I had taken a number of photos of some of the candidates who are aspiring to political office. I was about to retire from the scene when one of my secret agents who keep me posted about celebrities in town came over and loudly whispered in my ear that "Elvis Presley is on the premises of the O´Hare Inn. Want to interview and photograph him?"
I missed Elvis about a month ago, so, not wanting to miss a beat the second time, I hurried after my informant to the appointed rendezvous. Some 3.000 persons had gathered at Inn and I had all I could do to follow my informant. It was my impression that my informant wanted some specific person in the picture. Since our paper covers specific areas, it was important to get some individual in the photo from our area.
It was like looking for a needle in a hay stack. Finally I hit upon getting my son, Bob, and his wife in the picture. I remembered they were dining at O´Hare Inn. To get to their table was next too impossible. It´s a miracle how the waiters get through. So . . . I shouted across a couple of tables to my son to bring Elizabeth, his wife, out into the lobby so that I could photograph them with Elvis Presley.
This, I soon learned, was a bad mistake.

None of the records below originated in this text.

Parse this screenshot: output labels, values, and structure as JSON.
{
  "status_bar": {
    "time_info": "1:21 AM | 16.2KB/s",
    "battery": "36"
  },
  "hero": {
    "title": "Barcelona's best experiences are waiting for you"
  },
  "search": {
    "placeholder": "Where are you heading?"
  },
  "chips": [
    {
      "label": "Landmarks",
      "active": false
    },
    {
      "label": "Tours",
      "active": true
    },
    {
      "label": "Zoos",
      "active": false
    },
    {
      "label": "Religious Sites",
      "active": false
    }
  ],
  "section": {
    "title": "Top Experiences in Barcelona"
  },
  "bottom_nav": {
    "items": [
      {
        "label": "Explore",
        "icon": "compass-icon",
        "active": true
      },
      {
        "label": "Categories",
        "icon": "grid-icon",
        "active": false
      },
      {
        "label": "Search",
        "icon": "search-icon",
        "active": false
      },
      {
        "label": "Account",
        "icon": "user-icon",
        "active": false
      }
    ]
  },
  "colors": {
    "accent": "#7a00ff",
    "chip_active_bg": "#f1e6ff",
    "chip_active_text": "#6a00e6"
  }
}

Several women seated at nearby tables overheard the remark. When I turned my head to see if Bob and Elizabeth were following me, I found about 300 women and their escorts right on my heels. Talk about word-of-mouth advertising! There is no better.
I started with just two people to whom I addressed the remark and in about three minutes I had recruited about 300 women plus their escorts. The crowd began to close in on me real fast. I rushed up to Elvis, and got his permission to snap a photo of him with Bob and Elizabeth. But the mob was not to be restrained. They closed in on me and Elvis. My coat was torn off my back and I had to beat a hasty retreat before they broke my camera.

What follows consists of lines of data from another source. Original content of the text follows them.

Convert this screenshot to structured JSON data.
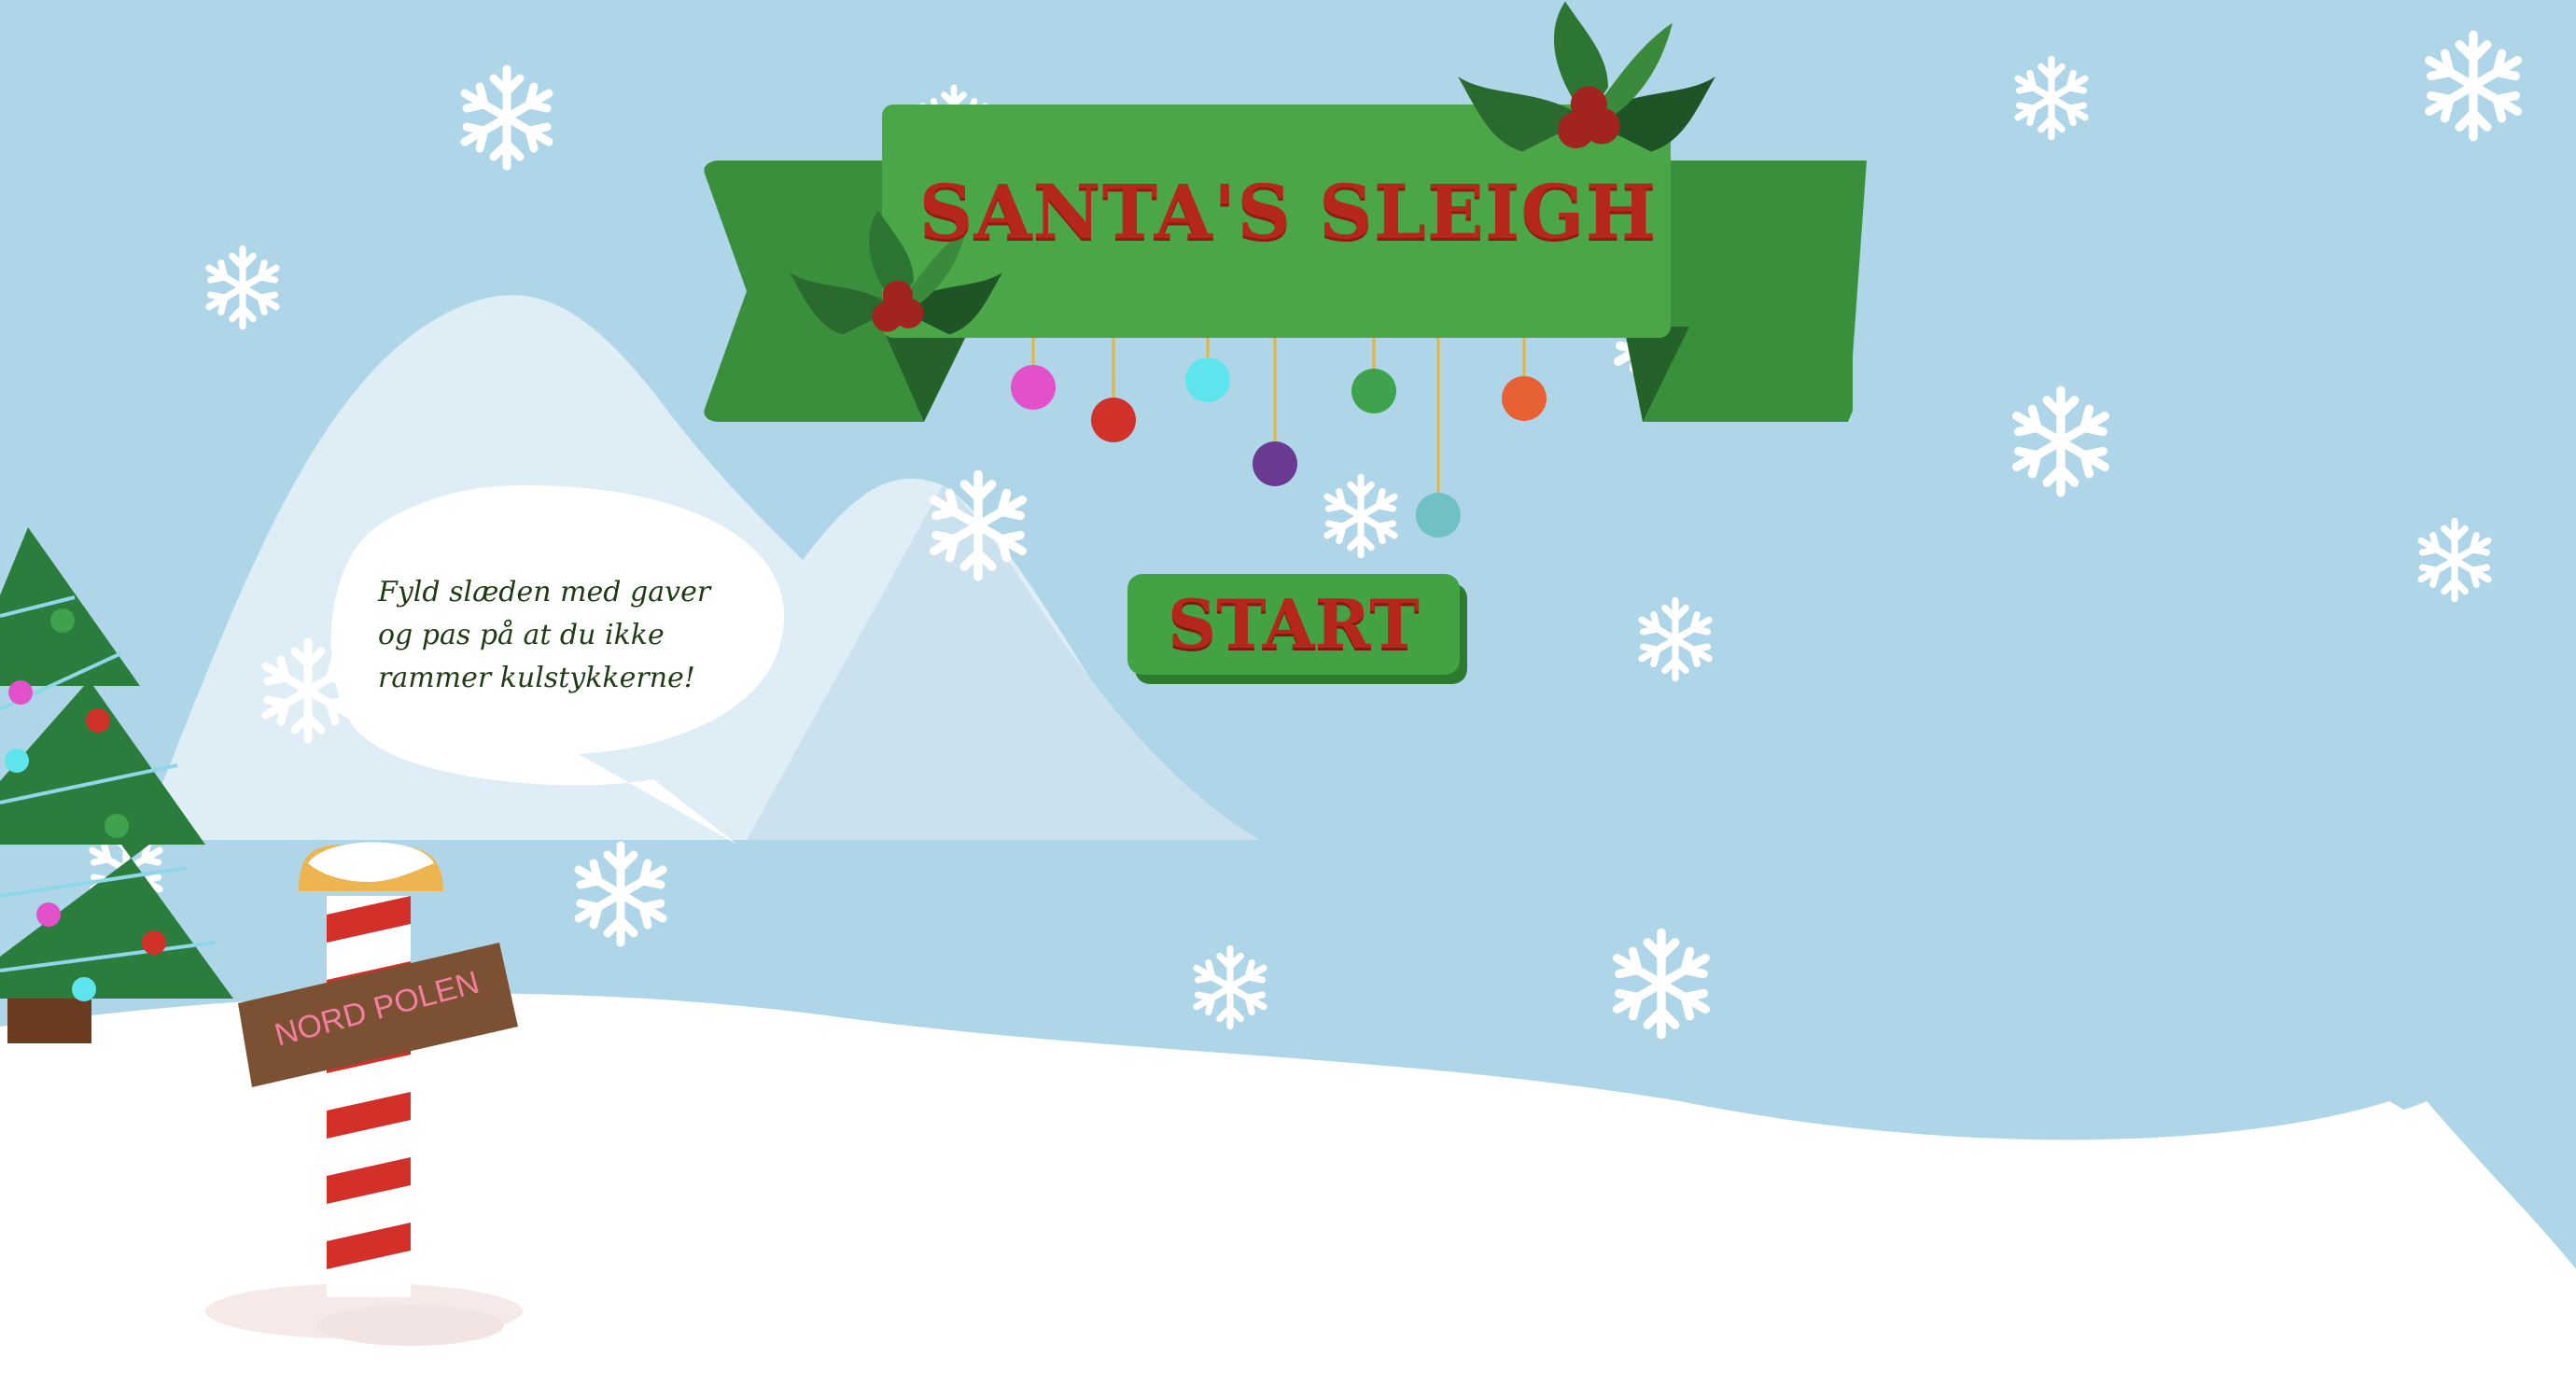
{
  "game": {
    "title": "SANTA'S SLEIGH",
    "start_label": "START",
    "speech": "Fyld slæden med gaver og pas på at du ikke rammer kulstykkerne!",
    "sign_label": "NORD POLEN"
  },
  "colors": {
    "sky": "#aed6e8",
    "snow": "#ffffff",
    "ribbon_green": "#43a344",
    "ribbon_dark": "#2f7d32",
    "title_red": "#b5261d",
    "santa_red": "#d3302a",
    "star_yellow": "#eeb44f",
    "house_brown": "#3a1f14",
    "house_wall": "#b1a090",
    "sleigh_brown": "#7f471f"
  },
  "icons": [
    "snowflake-icon",
    "star-character-icon",
    "bow-icon",
    "ornament-icon",
    "holly-icon",
    "gift-icon"
  ]
}
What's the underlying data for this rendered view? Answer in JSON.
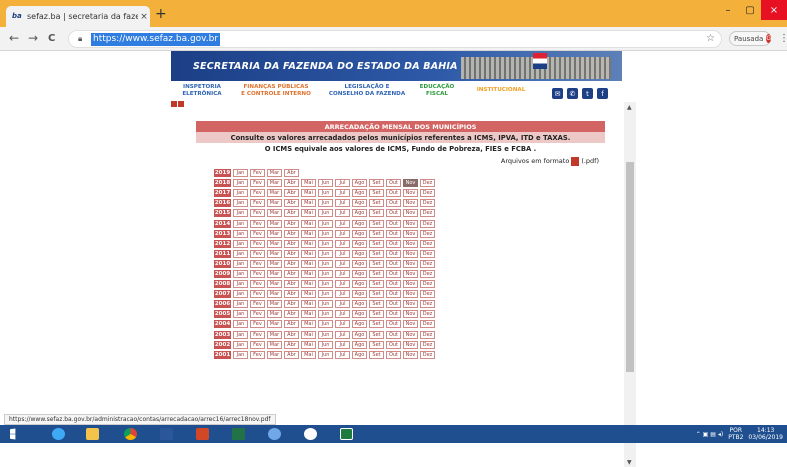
{
  "browser": {
    "tab_title": "sefaz.ba | secretaria da fazenda",
    "favicon_text": "ba",
    "tab_close": "×",
    "new_tab": "+",
    "back": "←",
    "forward": "→",
    "reload": "C",
    "url": "https://www.sefaz.ba.gov.br",
    "star": "☆",
    "profile_label": "Pausada",
    "profile_initial": "G",
    "menu": "⋮",
    "window": {
      "minimize": "–",
      "maximize": "▢",
      "close": "×"
    }
  },
  "site": {
    "banner_title": "SECRETARIA DA FAZENDA DO ESTADO DA BAHIA",
    "nav": [
      {
        "label": "INSPETORIA\nELETRÔNICA",
        "color": "#2d63b3"
      },
      {
        "label": "FINANÇAS PÚBLICAS\nE CONTROLE INTERNO",
        "color": "#e0702a"
      },
      {
        "label": "LEGISLAÇÃO E\nCONSELHO DA FAZENDA",
        "color": "#2d63b3"
      },
      {
        "label": "EDUCAÇÃO\nFISCAL",
        "color": "#2b9a3b"
      },
      {
        "label": "INSTITUCIONAL",
        "color": "#f0a020"
      }
    ],
    "social": [
      "email-icon",
      "phone-icon",
      "twitter-icon",
      "facebook-icon"
    ]
  },
  "content": {
    "heading": "ARRECADAÇÃO MENSAL DOS MUNICÍPIOS",
    "subheading": "Consulte os valores arrecadados pelos municípios referentes a ICMS, IPVA, ITD e TAXAS.",
    "note": "O ICMS equivale aos valores de ICMS, Fundo de Pobreza, FIES e FCBA .",
    "files_label": "Arquivos em formato",
    "files_ext": "(.pdf)",
    "months": [
      "Jan",
      "Fev",
      "Mar",
      "Abr",
      "Mai",
      "Jun",
      "Jul",
      "Ago",
      "Set",
      "Out",
      "Nov",
      "Dez"
    ],
    "years": [
      {
        "year": "2019",
        "count": 4
      },
      {
        "year": "2018",
        "count": 12,
        "selected": "Nov"
      },
      {
        "year": "2017",
        "count": 12
      },
      {
        "year": "2016",
        "count": 12
      },
      {
        "year": "2015",
        "count": 12
      },
      {
        "year": "2014",
        "count": 12
      },
      {
        "year": "2013",
        "count": 12
      },
      {
        "year": "2012",
        "count": 12
      },
      {
        "year": "2011",
        "count": 12
      },
      {
        "year": "2010",
        "count": 12
      },
      {
        "year": "2009",
        "count": 12
      },
      {
        "year": "2008",
        "count": 12
      },
      {
        "year": "2007",
        "count": 12
      },
      {
        "year": "2006",
        "count": 12
      },
      {
        "year": "2005",
        "count": 12
      },
      {
        "year": "2004",
        "count": 12
      },
      {
        "year": "2003",
        "count": 12
      },
      {
        "year": "2002",
        "count": 12
      },
      {
        "year": "2001",
        "count": 12
      }
    ]
  },
  "status_url": "https://www.sefaz.ba.gov.br/administracao/contas/arrecadacao/arrec16/arrec18nov.pdf",
  "taskbar": {
    "lang": "POR",
    "lang2": "PTB2",
    "time": "14:13",
    "date": "03/06/2019"
  }
}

The male species stood by to see what type of individual this man really was. Some made snide remarks which could be heard by Elvis. Those he ignored completely. And it is common knowledge that while he put in his stint in the service without a murmur, he did take up Judo and got to be quite an expert at it. He is a tall, good looking, strapping man who coould handle himself easily in a fight. Yet, he was gentleman enough to ignore all these snide remarks and go about the business of signing the hundreds of autograph seekers´ books and papers.
Fortunately for me, I had learned a few tricks in the Marines and I assaulted the line again and got some fine action shots of Elvis signing autographs. I also got about three minutes of what you might call a summit conference interview.
Since his release from the Army, Elvis has inished his second film, "The Flaming Star." He was going cross country and this was his stopping place enroute. He wanted to stop at the O´Hare Inn because it was convenient, he had privacy and here could catch a cat nap. He had had only about four hours sleep on the plane and although he looked "bushed" he was amiable and cooperative.
When I asked to photograph him, he apologized for his appearance. He did not wear a tie; his shirt was open at the neck; his face was haggard and drawn and the only thing he had to say was "I´m a little bit bushed. Tell me what you want me to do and I´ll do it." It was just that simple. No grandiose plays about this man. And, if he is subjected to this type of abuse by the public he certainly has wonderful self discipline and a good sense of humor.
The average individual would have said "deliver me from this!" Elvis made no effort to impress us with his stardom. In the total time of 15 minutes my son and Elizabeth had to talk to him, he made a lasting impression upon us. If this is an example of what a star should be like, then we´re all for him.
One woman came up to him and boldly asked for a kiss. At first he said, "this is no place for that!" She chided him for the remark and dared him to kiss her on the cheek. He apologized to us and obliged the lady with a kiss on the cheek. She walked out of the crowd and disappeared in the night. We never did see her again to get her reaction to the kiss. She seemed to be walking on air as she left.
As the father of four sons, Elvis has left me with this impression. I wish my kids could sing and act like that boy does. He just walks to the bank with his money...or should I say drives to the bank in one of four Cadillacs.
In all seriousness, this boy is O-K as far as I am concerned. He acted like a gentleman and he is one. He could do no wrong, and that´s a wonderful way to leave your public.